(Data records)
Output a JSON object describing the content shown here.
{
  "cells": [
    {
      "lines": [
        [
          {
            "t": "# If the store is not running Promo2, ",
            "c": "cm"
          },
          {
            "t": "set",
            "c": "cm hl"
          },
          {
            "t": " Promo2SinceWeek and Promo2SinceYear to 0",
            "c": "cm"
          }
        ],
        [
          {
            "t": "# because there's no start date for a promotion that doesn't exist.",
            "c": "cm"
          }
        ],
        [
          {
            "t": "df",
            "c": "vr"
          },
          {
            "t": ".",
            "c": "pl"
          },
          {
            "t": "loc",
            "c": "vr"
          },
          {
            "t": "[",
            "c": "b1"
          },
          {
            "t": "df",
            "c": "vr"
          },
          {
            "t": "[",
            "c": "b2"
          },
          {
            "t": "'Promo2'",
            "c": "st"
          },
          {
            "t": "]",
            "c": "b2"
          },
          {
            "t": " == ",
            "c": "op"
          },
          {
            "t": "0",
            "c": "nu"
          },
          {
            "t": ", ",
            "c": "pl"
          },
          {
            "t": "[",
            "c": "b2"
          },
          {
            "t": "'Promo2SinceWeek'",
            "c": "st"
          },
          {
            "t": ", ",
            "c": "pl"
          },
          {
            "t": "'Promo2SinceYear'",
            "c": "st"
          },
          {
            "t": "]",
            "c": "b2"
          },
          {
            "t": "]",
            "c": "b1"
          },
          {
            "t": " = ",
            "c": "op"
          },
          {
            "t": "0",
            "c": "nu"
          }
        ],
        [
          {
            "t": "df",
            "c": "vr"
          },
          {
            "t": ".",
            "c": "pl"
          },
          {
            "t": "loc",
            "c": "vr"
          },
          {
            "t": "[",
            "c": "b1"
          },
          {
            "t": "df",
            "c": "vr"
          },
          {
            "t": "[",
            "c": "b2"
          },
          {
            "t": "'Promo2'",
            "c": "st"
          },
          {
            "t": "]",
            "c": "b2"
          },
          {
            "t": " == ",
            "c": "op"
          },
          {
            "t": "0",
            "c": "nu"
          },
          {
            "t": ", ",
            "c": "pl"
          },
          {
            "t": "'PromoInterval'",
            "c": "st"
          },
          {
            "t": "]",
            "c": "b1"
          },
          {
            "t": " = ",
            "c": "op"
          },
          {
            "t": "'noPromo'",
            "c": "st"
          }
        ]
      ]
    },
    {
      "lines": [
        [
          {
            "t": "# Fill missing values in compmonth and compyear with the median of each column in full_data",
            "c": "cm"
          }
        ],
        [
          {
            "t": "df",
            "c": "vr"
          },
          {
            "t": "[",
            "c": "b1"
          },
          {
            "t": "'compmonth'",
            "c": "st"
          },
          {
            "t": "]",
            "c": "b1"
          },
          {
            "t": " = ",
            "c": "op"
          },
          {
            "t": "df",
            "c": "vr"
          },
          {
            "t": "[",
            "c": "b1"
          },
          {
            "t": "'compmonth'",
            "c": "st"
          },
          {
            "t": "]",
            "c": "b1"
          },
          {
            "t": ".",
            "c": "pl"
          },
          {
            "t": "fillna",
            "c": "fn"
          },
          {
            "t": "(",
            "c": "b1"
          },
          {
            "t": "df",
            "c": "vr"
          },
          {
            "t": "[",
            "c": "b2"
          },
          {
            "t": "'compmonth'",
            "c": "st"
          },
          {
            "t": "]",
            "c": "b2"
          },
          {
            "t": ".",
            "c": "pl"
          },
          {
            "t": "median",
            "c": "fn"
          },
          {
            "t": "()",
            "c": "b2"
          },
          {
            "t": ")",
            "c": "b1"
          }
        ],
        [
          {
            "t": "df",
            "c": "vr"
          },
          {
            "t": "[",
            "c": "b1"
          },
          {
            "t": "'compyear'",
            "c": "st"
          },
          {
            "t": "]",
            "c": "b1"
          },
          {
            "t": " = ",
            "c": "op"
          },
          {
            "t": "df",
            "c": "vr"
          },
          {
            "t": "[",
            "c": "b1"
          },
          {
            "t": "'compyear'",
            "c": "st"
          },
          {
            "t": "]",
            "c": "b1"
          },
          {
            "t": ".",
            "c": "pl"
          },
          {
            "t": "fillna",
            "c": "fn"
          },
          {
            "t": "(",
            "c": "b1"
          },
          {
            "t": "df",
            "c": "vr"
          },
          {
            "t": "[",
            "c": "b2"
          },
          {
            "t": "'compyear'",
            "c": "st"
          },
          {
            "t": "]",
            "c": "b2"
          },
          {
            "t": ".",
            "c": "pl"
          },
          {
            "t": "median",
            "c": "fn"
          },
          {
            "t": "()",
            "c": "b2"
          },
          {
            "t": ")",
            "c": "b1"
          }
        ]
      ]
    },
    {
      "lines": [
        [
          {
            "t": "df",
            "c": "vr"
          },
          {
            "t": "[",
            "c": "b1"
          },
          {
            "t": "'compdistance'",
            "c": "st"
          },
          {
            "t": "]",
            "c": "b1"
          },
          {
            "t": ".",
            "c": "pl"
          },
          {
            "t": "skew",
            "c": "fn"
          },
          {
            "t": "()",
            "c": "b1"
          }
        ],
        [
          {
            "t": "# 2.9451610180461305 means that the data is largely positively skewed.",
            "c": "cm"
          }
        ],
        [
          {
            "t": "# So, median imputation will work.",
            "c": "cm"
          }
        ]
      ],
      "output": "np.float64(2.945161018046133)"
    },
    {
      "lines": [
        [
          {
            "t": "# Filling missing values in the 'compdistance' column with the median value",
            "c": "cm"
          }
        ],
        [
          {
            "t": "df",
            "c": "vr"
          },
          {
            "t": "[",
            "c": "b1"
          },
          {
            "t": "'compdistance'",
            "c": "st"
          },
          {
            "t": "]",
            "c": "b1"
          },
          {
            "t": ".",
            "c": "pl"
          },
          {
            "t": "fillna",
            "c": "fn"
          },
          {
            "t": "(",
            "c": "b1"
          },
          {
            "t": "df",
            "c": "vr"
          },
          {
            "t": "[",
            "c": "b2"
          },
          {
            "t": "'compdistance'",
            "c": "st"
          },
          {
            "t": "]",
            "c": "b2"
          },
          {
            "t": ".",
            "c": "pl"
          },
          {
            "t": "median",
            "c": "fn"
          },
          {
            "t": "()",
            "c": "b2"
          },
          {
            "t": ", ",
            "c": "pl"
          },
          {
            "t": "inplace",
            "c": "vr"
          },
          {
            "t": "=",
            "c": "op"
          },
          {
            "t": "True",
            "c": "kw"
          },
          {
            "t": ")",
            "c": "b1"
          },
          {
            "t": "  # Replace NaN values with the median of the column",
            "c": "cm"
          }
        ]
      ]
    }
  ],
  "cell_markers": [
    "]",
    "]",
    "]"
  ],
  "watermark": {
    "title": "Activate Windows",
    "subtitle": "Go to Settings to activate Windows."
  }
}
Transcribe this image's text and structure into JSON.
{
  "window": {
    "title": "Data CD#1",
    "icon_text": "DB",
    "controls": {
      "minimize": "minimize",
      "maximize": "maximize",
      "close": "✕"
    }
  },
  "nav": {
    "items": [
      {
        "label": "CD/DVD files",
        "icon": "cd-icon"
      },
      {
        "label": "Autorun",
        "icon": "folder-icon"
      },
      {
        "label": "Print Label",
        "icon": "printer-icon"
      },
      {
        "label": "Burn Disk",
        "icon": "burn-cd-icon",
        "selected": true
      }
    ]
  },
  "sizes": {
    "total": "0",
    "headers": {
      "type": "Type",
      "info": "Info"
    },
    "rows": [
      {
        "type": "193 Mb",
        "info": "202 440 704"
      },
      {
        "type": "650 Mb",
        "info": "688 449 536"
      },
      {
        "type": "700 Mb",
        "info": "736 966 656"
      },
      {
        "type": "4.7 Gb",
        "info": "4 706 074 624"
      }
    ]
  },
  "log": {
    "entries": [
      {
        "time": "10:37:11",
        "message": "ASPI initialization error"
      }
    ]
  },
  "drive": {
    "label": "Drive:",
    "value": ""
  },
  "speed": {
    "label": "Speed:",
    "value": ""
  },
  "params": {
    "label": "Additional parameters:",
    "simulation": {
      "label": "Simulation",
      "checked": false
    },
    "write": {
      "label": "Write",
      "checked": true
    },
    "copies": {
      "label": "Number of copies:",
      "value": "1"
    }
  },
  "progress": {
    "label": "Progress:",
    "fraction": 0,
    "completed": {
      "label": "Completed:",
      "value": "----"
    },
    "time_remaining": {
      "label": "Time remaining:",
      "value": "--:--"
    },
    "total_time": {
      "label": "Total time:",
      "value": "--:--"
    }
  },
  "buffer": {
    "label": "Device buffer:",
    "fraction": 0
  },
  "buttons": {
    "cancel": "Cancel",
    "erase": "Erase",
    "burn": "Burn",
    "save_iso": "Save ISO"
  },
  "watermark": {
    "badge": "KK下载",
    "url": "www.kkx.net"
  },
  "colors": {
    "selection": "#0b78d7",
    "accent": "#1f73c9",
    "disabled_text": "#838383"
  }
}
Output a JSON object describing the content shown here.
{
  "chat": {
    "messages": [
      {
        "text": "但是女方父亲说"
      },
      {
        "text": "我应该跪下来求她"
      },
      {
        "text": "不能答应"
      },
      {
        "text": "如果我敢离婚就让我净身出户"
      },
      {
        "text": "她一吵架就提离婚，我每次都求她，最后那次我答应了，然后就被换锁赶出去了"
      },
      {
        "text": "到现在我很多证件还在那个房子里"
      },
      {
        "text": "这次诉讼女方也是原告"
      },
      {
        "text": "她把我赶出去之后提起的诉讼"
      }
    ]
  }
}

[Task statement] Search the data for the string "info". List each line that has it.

[Expected output]
      "info": "Info"
        "info": "202 440 704"
        "info": "688 449 536"
        "info": "736 966 656"
        "info": "4 706 074 624"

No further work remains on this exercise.